Hockey Hall of Fame announces class of 2018

The Hockey Hall of Fame announced its inductees for 2018 on Tuesday. New Jersey Devils legend Martin Brodeur, along with Martin St. Louis, Soviet-era scorer Alexander Yakushev and Jayna Hefford have been chosen in the players category, while Willie O’Ree, the NHL’s first black player, and commissioner Gary Bettman have been elected as builders.

At the front of this year’s class is Willie O’Ree who had been left out for a shockingly long time. O’Ree broke the NHL’s colour barrier as the first black player to play in the NHL back in 1957-58. He’ll go in as a builder alongside current NHL commissioner Gary Bettman. That’s certainly going to be an unpopular decision. Bettman, while growing the game south of the border, is responsible for multiple lockouts during his tenure as commissioner. He’s frequently booed at events like the NHL draft.

Martin Brodeur, the NHL’s all-time wins leader with 691 career victories, will be inducted on his first time on the ballot. Brodeur spent virtually all of his career with the New Jersey Devils, winning the Stanley Cup three times and helping Team Canada to two Olympic gold medals.

Martin St. Louis, one of hockey’s best underdog stories, will also be inducted on his first ballot. St. Louis was never drafted, but, despite his small size, became an elite forward with the Tampa Bay Lightning. He helped the team to its only Stanley Cup in 2004 and won the Hart Trophy for league MVP that season too.

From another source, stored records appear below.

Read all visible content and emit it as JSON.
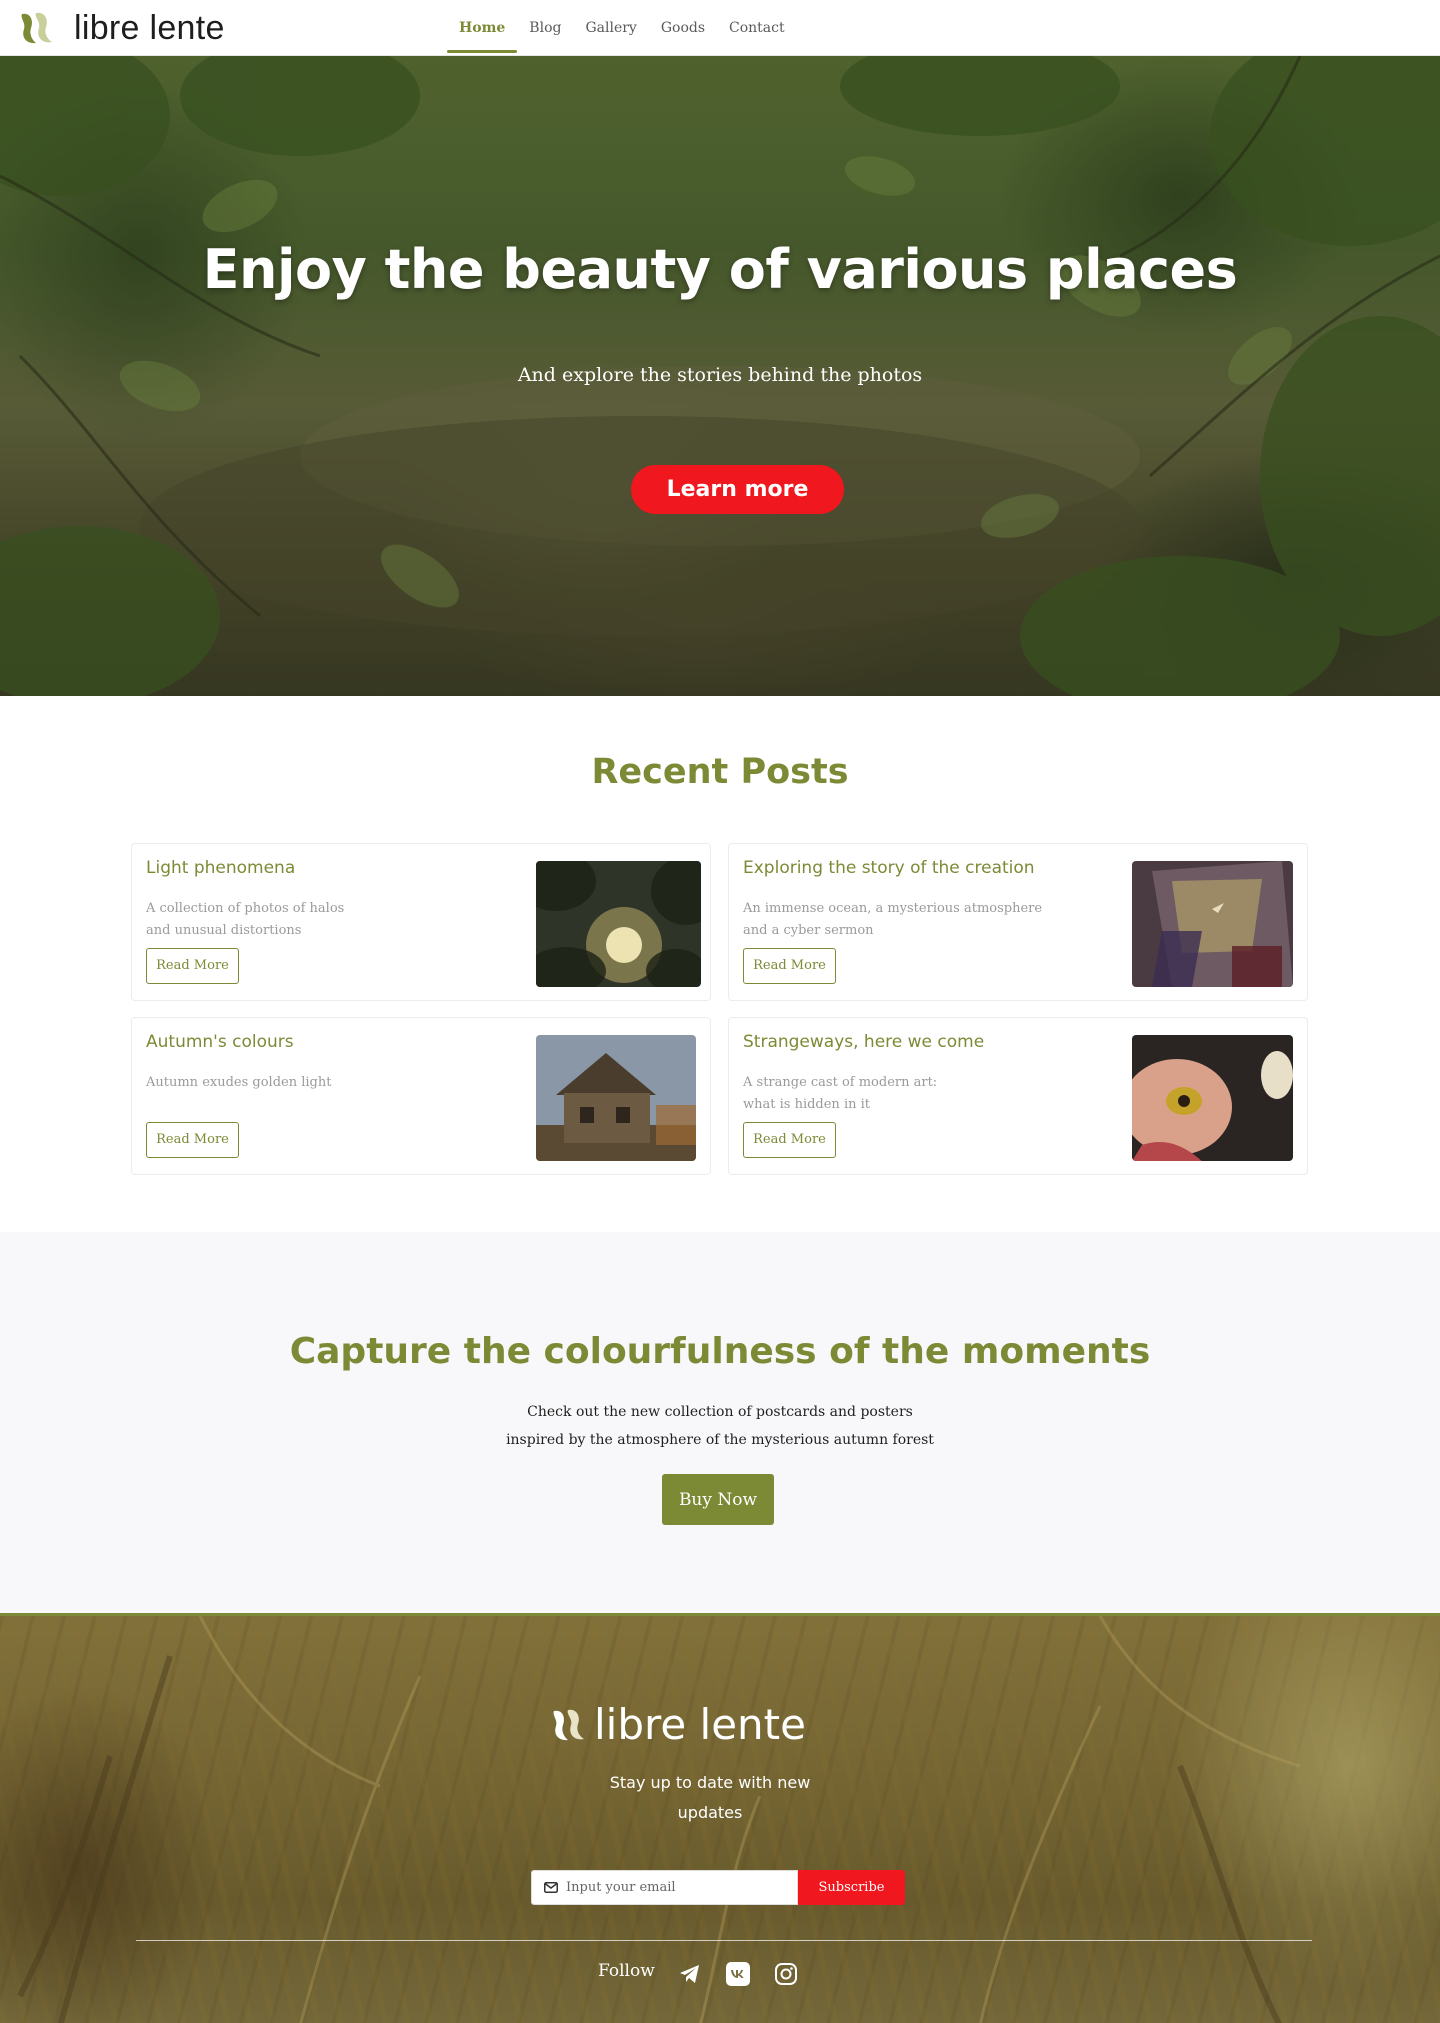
{
  "header": {
    "logo_text": "libre lente",
    "nav": [
      {
        "label": "Home",
        "active": true
      },
      {
        "label": "Blog"
      },
      {
        "label": "Gallery"
      },
      {
        "label": "Goods"
      },
      {
        "label": "Contact"
      }
    ]
  },
  "hero": {
    "title": "Enjoy the beauty of various places",
    "subtitle": "And explore the stories behind the photos",
    "button": "Learn more"
  },
  "recent": {
    "title": "Recent Posts",
    "posts": [
      {
        "title": "Light phenomena",
        "desc_line1": "A collection of photos of halos",
        "desc_line2": "and unusual distortions",
        "button": "Read More"
      },
      {
        "title": "Exploring the story of the creation",
        "desc_line1": "An immense ocean, a mysterious atmosphere",
        "desc_line2": "and a cyber sermon",
        "button": "Read More"
      },
      {
        "title": "Autumn's colours",
        "desc_line1": "Autumn exudes golden light",
        "desc_line2": "",
        "button": "Read More"
      },
      {
        "title": "Strangeways, here we come",
        "desc_line1": "A strange cast of modern art:",
        "desc_line2": "what is hidden in it",
        "button": "Read More"
      }
    ]
  },
  "promo": {
    "title": "Capture the colourfulness of the moments",
    "line1": "Check out the new collection of postcards and posters",
    "line2": "inspired by the atmosphere of the mysterious autumn forest",
    "button": "Buy Now"
  },
  "footer": {
    "logo_text": "libre lente",
    "tagline_line1": "Stay up to date with new",
    "tagline_line2": "updates",
    "email_placeholder": "Input your email",
    "subscribe": "Subscribe",
    "follow": "Follow",
    "social_icons": [
      "telegram-icon",
      "vk-icon",
      "instagram-icon"
    ]
  },
  "colors": {
    "accent": "#7d8a35",
    "cta": "#f0171e"
  }
}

Jayna Hefford had a career that spanned nearly two decades with Hockey Canada. She helped Canada to a silver medal in Nagano in 1998 and four-straight Olympic gold medals in Salt Lake, Turin, Vancouver, and Sochi after that. Alexander Yakushev will best be remembered by Canadian fans as the Phil Esposito of the Soviet Union. He helped the U.S.S.R to back-to-back Olympic gold medals in the 1970s.

Among those who were left out of this year’s group is 1088-point scorer Theo Fleury, consistent Norris Trophy-nominee Sergei Zubov, and all-star goalie Curtis Joseph.